Exercise Orion, Europe's largest civil resilience exercise has ended. The event ran for three days at Fort Widley on Portsdown Hill near Portsmouth, during which more than 800 crew and support staff simulated the devastating and chaotic results of a mid-sized earthquake striking the UK.

OrionFinishLargeThe scenario was selected due to the unlikelihood of its ever occurring in this country, meaning it would test responders in areas that they are not regularly trained to deal with. Such a situation would also necessitate foreign assistance, activating the European Civil Protection Mechanism. The event was designed to look at how international teams would work together to overcome obvious barriers such as language and different working practices.

Local agencies taking part included Hampshire Fire and Rescue Service, Hampshire Constabulary, South Central Ambulance, Fareham Borough Council and the Environment Agency. Travelling from further afield were urban search and rescue specialists from Kent, Lincolnshire, West Sussex, Lancashire, Mid and West Wales, Grampian and Hertfordshire fire and rescue services. International teams came from Denmark, Germany, Italy, Norway, Spain, Sweden and the United Arab Emirates. The exercise was overseen by assessors from the USA, and at least one representative from nearly every other European Union nation.

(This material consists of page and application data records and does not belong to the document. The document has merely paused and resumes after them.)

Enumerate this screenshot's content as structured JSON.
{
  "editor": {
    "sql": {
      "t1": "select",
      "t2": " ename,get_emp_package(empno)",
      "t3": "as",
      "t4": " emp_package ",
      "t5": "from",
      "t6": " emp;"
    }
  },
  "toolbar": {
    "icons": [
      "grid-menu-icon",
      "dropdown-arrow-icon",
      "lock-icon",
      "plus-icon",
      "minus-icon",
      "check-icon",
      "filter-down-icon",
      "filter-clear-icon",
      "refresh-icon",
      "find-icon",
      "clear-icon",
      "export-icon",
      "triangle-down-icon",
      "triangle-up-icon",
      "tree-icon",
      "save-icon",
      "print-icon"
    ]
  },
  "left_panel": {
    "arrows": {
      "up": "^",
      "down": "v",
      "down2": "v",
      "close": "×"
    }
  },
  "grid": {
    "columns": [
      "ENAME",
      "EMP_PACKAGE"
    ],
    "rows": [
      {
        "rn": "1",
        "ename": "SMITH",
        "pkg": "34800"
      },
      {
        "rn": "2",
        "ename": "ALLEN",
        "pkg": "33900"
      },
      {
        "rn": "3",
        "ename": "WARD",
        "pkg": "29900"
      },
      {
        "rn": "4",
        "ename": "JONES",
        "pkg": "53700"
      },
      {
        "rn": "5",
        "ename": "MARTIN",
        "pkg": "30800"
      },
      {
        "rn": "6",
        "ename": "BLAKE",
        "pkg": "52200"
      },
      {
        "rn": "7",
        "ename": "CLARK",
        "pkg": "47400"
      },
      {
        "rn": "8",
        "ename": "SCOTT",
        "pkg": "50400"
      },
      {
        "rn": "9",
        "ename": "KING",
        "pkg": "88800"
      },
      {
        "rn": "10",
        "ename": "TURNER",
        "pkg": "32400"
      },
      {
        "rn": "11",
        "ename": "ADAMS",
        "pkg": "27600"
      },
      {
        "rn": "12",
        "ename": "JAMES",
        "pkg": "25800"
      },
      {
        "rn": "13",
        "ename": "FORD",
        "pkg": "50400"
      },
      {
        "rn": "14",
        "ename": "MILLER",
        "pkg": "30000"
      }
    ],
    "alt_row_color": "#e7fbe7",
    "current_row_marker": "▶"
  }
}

Exercise Director, Hampshire Fire and Rescue Service Group Manager, Peter Crook, said: "This exercise was always meant to stretch UK resources to the limit and it certainly achieved that, with the British teams attending being overstretched almost from the beginning.

"The scenarios were very realistic and complex, due in part to Fort Widley's dynamic design but also due the scale of detail that went into every scenario. These were the kinds of scenes that responders could face if an earthquake really did occur and nothing was held back. I wish to thank all who took part in Exercise Orion and believe they will enjoy a welcome break after this."

Los Angeles County Fire Department Chief and American Urban Search and Rescue Team 2 Leader, Pat Rohaley, was one of the exercise assessors. He added: "Exercise Orion was very well organised and executed. I believe it has gone a long way in creating an awareness within the UK of how it would access EU assistance and taken the country through the mechanisms that come in to play as well as demonstrating to the rest of Europe how the UK would respond to a major incident."

Exercise Orion was the UK's first live European Union civil protection exercise. It was led by Hertfordshire Fire and Rescue Service following a successful funding bid to the European Union. It was hosted by Hampshire Fire and Rescue Service.